- Task details
When duplicating the records beneath this instruction, omit every picture and keep all else exact.

(Entries from a dataset of interfaces)
# # # # # # #

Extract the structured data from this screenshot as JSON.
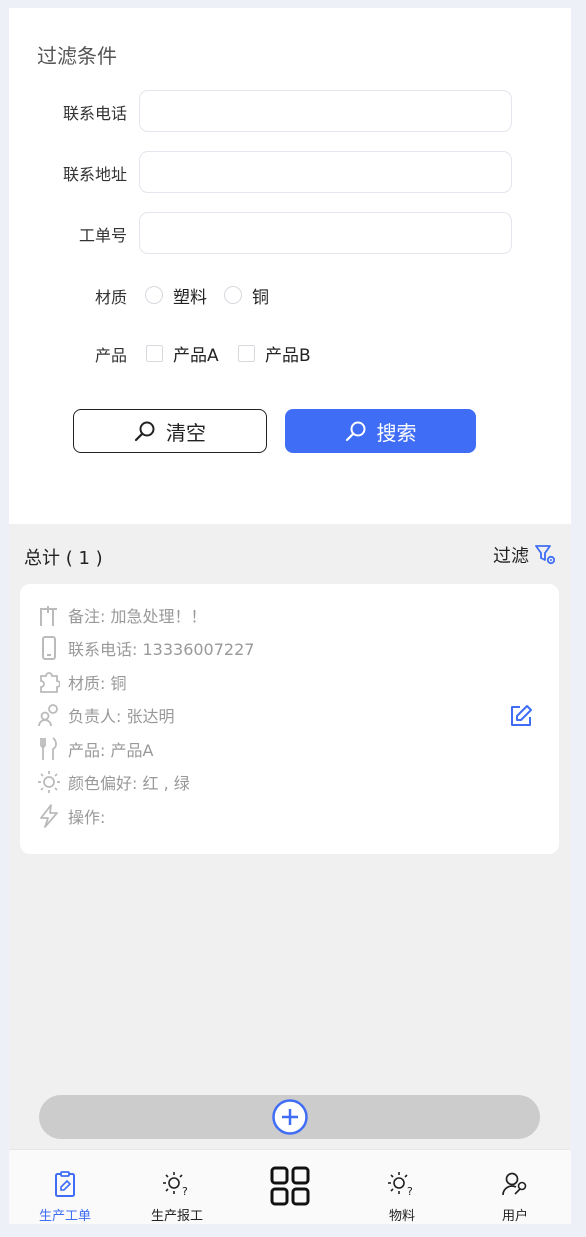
{
  "filter": {
    "title": "过滤条件",
    "fields": [
      {
        "label": "联系电话",
        "value": "",
        "placeholder": ""
      },
      {
        "label": "联系地址",
        "value": "",
        "placeholder": ""
      },
      {
        "label": "工单号",
        "value": "",
        "placeholder": ""
      }
    ],
    "material": {
      "label": "材质",
      "options": [
        "塑料",
        "铜"
      ]
    },
    "product": {
      "label": "产品",
      "options": [
        "产品A",
        "产品B"
      ]
    },
    "clear_label": "清空",
    "search_label": "搜索"
  },
  "summary": {
    "total_text": "总计 ( 1 )",
    "filter_label": "过滤"
  },
  "card": {
    "remark": "备注: 加急处理！！",
    "phone": "联系电话: 13336007227",
    "material": "材质: 铜",
    "owner": "负责人: 张达明",
    "product": "产品: 产品A",
    "color_pref": "颜色偏好: 红 , 绿",
    "action": "操作:"
  },
  "tabs": [
    {
      "label": "生产工单",
      "icon": "clipboard-edit-icon",
      "active": true
    },
    {
      "label": "生产报工",
      "icon": "sun-question-icon",
      "active": false
    },
    {
      "label": "",
      "icon": "grid-icon",
      "active": false
    },
    {
      "label": "物料",
      "icon": "sun-question-icon",
      "active": false
    },
    {
      "label": "用户",
      "icon": "user-key-icon",
      "active": false
    }
  ],
  "colors": {
    "accent": "#3f6df6",
    "muted": "#999999",
    "background": "#f0f0f0"
  }
}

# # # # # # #

- Output of the exercise
Extract the structured data from this screenshot as JSON.
{
  "filter": {
    "title": "过滤条件",
    "fields": [
      {
        "label": "联系电话",
        "value": "",
        "placeholder": ""
      },
      {
        "label": "联系地址",
        "value": "",
        "placeholder": ""
      },
      {
        "label": "工单号",
        "value": "",
        "placeholder": ""
      }
    ],
    "material": {
      "label": "材质",
      "options": [
        "塑料",
        "铜"
      ]
    },
    "product": {
      "label": "产品",
      "options": [
        "产品A",
        "产品B"
      ]
    },
    "clear_label": "清空",
    "search_label": "搜索"
  },
  "summary": {
    "total_text": "总计 ( 1 )",
    "filter_label": "过滤"
  },
  "card": {
    "remark": "备注: 加急处理！！",
    "phone": "联系电话: 13336007227",
    "material": "材质: 铜",
    "owner": "负责人: 张达明",
    "product": "产品: 产品A",
    "color_pref": "颜色偏好: 红 , 绿",
    "action": "操作:"
  },
  "tabs": [
    {
      "label": "生产工单",
      "icon": "clipboard-edit-icon",
      "active": true
    },
    {
      "label": "生产报工",
      "icon": "sun-question-icon",
      "active": false
    },
    {
      "label": "",
      "icon": "grid-icon",
      "active": false
    },
    {
      "label": "物料",
      "icon": "sun-question-icon",
      "active": false
    },
    {
      "label": "用户",
      "icon": "user-key-icon",
      "active": false
    }
  ],
  "colors": {
    "accent": "#3f6df6",
    "muted": "#999999",
    "background": "#f0f0f0"
  }
}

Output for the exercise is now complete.